- [Task prompt] Everything in the records is to be written out exactly, except the pictures.

- [Information]
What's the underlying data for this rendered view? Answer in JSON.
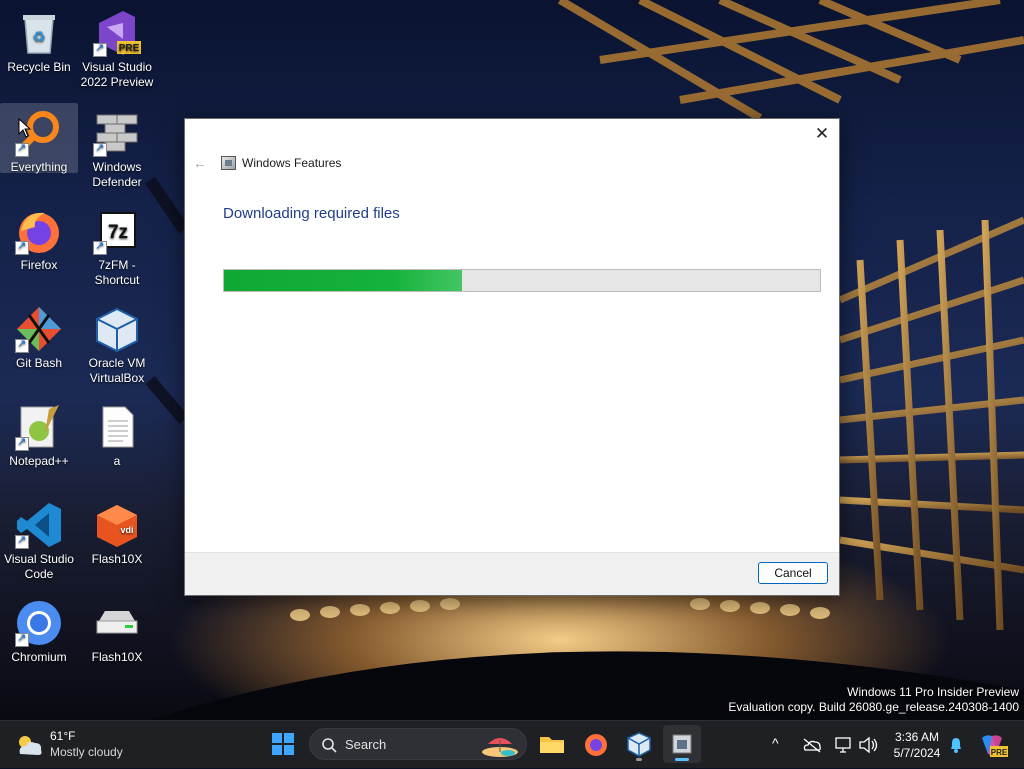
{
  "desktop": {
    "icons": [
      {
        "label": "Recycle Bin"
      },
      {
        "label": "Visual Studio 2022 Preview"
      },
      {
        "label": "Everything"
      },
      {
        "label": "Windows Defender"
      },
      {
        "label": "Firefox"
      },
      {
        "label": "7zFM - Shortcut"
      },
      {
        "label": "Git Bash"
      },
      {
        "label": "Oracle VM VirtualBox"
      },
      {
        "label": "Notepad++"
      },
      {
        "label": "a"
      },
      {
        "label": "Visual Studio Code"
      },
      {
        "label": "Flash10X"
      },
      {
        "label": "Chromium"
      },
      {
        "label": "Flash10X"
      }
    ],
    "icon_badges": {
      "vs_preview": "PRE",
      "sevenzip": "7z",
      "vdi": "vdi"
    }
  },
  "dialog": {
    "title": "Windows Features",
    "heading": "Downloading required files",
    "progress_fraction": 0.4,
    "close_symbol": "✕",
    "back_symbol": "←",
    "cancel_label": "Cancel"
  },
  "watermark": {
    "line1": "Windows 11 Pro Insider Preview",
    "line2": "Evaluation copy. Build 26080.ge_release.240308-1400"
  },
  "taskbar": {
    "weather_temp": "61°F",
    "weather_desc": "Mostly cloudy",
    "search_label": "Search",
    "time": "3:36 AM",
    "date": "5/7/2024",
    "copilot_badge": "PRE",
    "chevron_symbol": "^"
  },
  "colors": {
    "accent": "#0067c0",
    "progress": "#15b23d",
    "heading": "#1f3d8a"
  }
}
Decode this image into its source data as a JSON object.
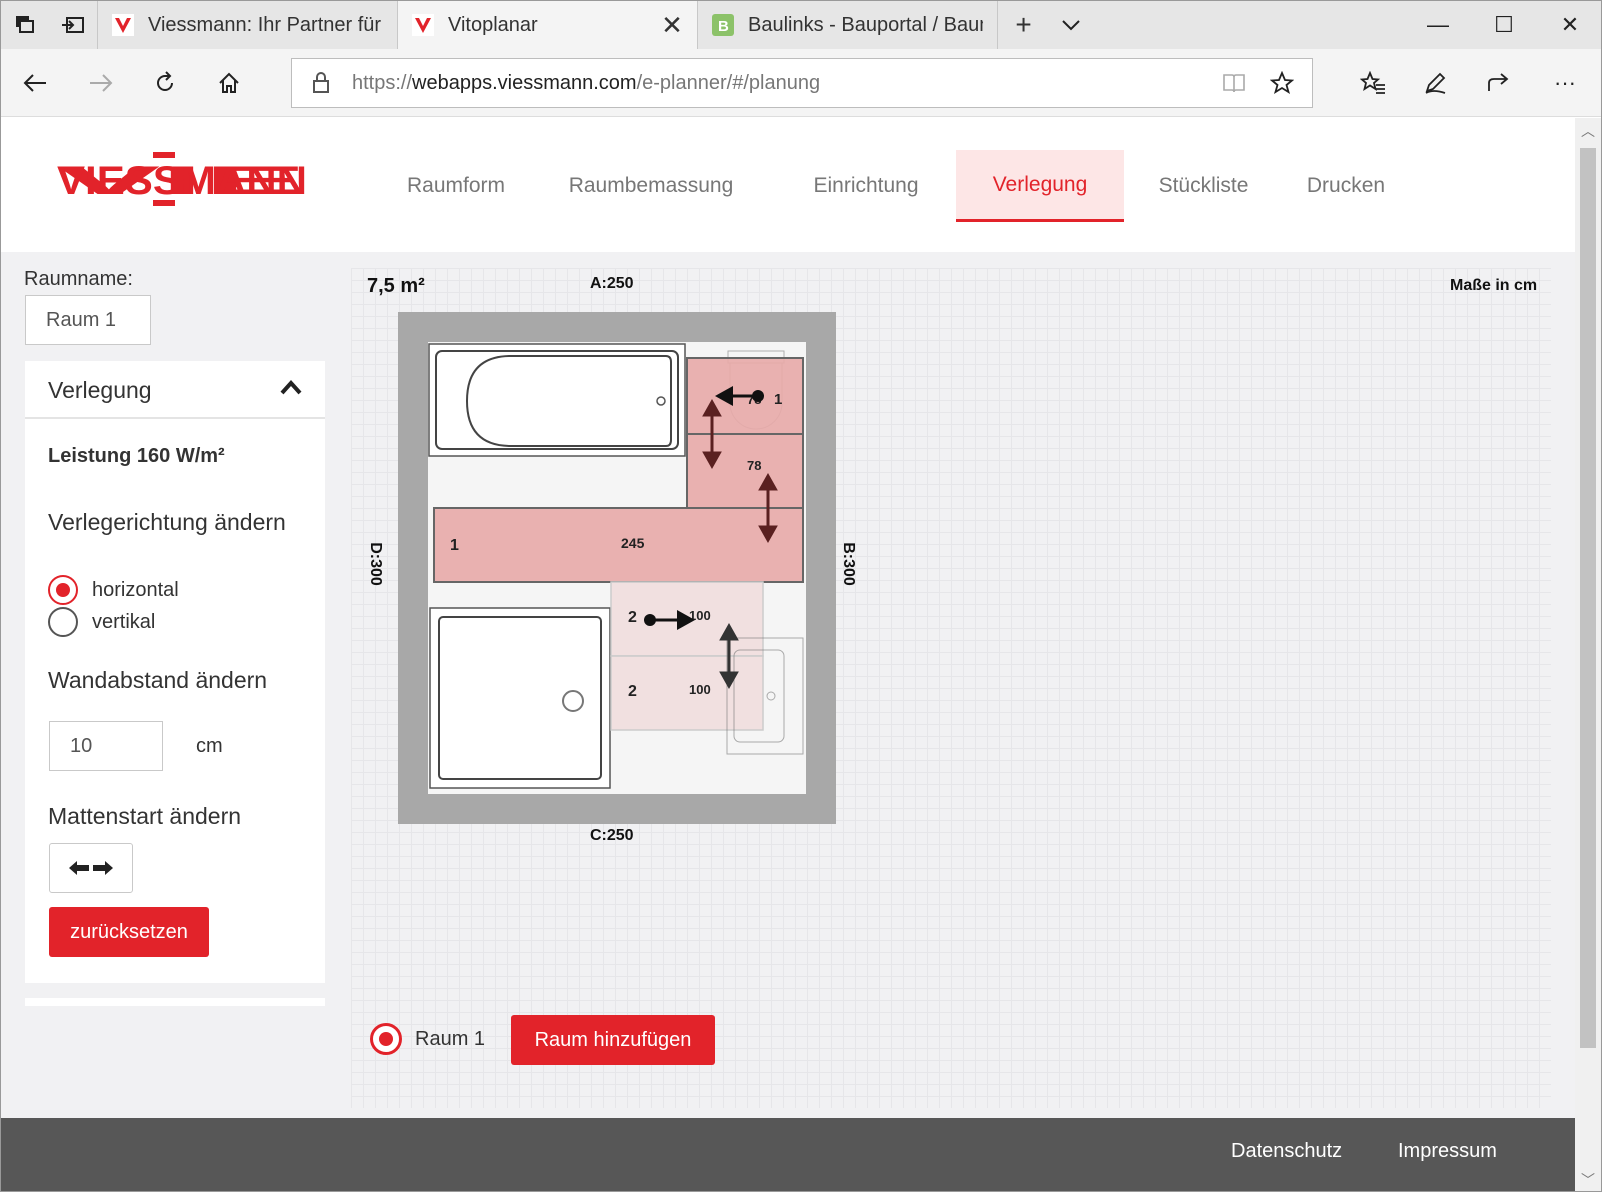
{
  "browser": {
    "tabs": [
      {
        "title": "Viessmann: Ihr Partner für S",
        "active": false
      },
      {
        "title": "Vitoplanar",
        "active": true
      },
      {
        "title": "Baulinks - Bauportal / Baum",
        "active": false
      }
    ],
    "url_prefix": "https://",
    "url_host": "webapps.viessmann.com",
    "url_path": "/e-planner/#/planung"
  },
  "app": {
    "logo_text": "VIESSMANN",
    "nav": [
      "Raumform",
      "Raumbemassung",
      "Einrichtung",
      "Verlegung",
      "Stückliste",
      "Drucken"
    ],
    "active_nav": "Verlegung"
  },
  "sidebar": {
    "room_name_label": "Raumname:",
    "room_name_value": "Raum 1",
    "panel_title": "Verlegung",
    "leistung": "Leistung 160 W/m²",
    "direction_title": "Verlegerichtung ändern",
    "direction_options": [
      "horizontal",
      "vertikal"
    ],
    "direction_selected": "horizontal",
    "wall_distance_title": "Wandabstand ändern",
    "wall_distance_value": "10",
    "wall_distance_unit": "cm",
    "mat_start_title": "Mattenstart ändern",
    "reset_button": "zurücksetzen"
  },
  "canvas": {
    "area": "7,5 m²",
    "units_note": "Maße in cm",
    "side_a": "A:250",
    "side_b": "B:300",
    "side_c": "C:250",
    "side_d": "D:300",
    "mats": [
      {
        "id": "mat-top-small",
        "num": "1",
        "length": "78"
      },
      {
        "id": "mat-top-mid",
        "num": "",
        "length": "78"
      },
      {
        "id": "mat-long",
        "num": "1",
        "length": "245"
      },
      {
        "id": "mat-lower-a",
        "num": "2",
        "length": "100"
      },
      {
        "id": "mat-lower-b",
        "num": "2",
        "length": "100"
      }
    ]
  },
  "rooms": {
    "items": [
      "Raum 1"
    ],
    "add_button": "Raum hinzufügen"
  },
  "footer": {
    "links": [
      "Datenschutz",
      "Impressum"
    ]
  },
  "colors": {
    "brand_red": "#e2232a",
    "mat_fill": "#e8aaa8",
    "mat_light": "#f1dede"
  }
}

- [Solved exercise]
What's the underlying data for this rendered view? Answer in JSON.
{
  "desktop": {
    "icons": [
      {
        "label": "Recycle Bin"
      },
      {
        "label": "Visual Studio 2022 Preview"
      },
      {
        "label": "Everything"
      },
      {
        "label": "Windows Defender"
      },
      {
        "label": "Firefox"
      },
      {
        "label": "7zFM - Shortcut"
      },
      {
        "label": "Git Bash"
      },
      {
        "label": "Oracle VM VirtualBox"
      },
      {
        "label": "Notepad++"
      },
      {
        "label": "a"
      },
      {
        "label": "Visual Studio Code"
      },
      {
        "label": "Flash10X"
      },
      {
        "label": "Chromium"
      },
      {
        "label": "Flash10X"
      }
    ],
    "icon_badges": {
      "vs_preview": "PRE",
      "sevenzip": "7z",
      "vdi": "vdi"
    }
  },
  "dialog": {
    "title": "Windows Features",
    "heading": "Downloading required files",
    "progress_fraction": 0.4,
    "close_symbol": "✕",
    "back_symbol": "←",
    "cancel_label": "Cancel"
  },
  "watermark": {
    "line1": "Windows 11 Pro Insider Preview",
    "line2": "Evaluation copy. Build 26080.ge_release.240308-1400"
  },
  "taskbar": {
    "weather_temp": "61°F",
    "weather_desc": "Mostly cloudy",
    "search_label": "Search",
    "time": "3:36 AM",
    "date": "5/7/2024",
    "copilot_badge": "PRE",
    "chevron_symbol": "^"
  },
  "colors": {
    "accent": "#0067c0",
    "progress": "#15b23d",
    "heading": "#1f3d8a"
  }
}
Decode this image into its source data as a JSON object.
{
  "browser": {
    "tabs": [
      {
        "title": "Viessmann: Ihr Partner für S",
        "active": false
      },
      {
        "title": "Vitoplanar",
        "active": true
      },
      {
        "title": "Baulinks - Bauportal / Baum",
        "active": false
      }
    ],
    "url_prefix": "https://",
    "url_host": "webapps.viessmann.com",
    "url_path": "/e-planner/#/planung"
  },
  "app": {
    "logo_text": "VIESSMANN",
    "nav": [
      "Raumform",
      "Raumbemassung",
      "Einrichtung",
      "Verlegung",
      "Stückliste",
      "Drucken"
    ],
    "active_nav": "Verlegung"
  },
  "sidebar": {
    "room_name_label": "Raumname:",
    "room_name_value": "Raum 1",
    "panel_title": "Verlegung",
    "leistung": "Leistung 160 W/m²",
    "direction_title": "Verlegerichtung ändern",
    "direction_options": [
      "horizontal",
      "vertikal"
    ],
    "direction_selected": "horizontal",
    "wall_distance_title": "Wandabstand ändern",
    "wall_distance_value": "10",
    "wall_distance_unit": "cm",
    "mat_start_title": "Mattenstart ändern",
    "reset_button": "zurücksetzen"
  },
  "canvas": {
    "area": "7,5 m²",
    "units_note": "Maße in cm",
    "side_a": "A:250",
    "side_b": "B:300",
    "side_c": "C:250",
    "side_d": "D:300",
    "mats": [
      {
        "id": "mat-top-small",
        "num": "1",
        "length": "78"
      },
      {
        "id": "mat-top-mid",
        "num": "",
        "length": "78"
      },
      {
        "id": "mat-long",
        "num": "1",
        "length": "245"
      },
      {
        "id": "mat-lower-a",
        "num": "2",
        "length": "100"
      },
      {
        "id": "mat-lower-b",
        "num": "2",
        "length": "100"
      }
    ]
  },
  "rooms": {
    "items": [
      "Raum 1"
    ],
    "add_button": "Raum hinzufügen"
  },
  "footer": {
    "links": [
      "Datenschutz",
      "Impressum"
    ]
  },
  "colors": {
    "brand_red": "#e2232a",
    "mat_fill": "#e8aaa8",
    "mat_light": "#f1dede"
  }
}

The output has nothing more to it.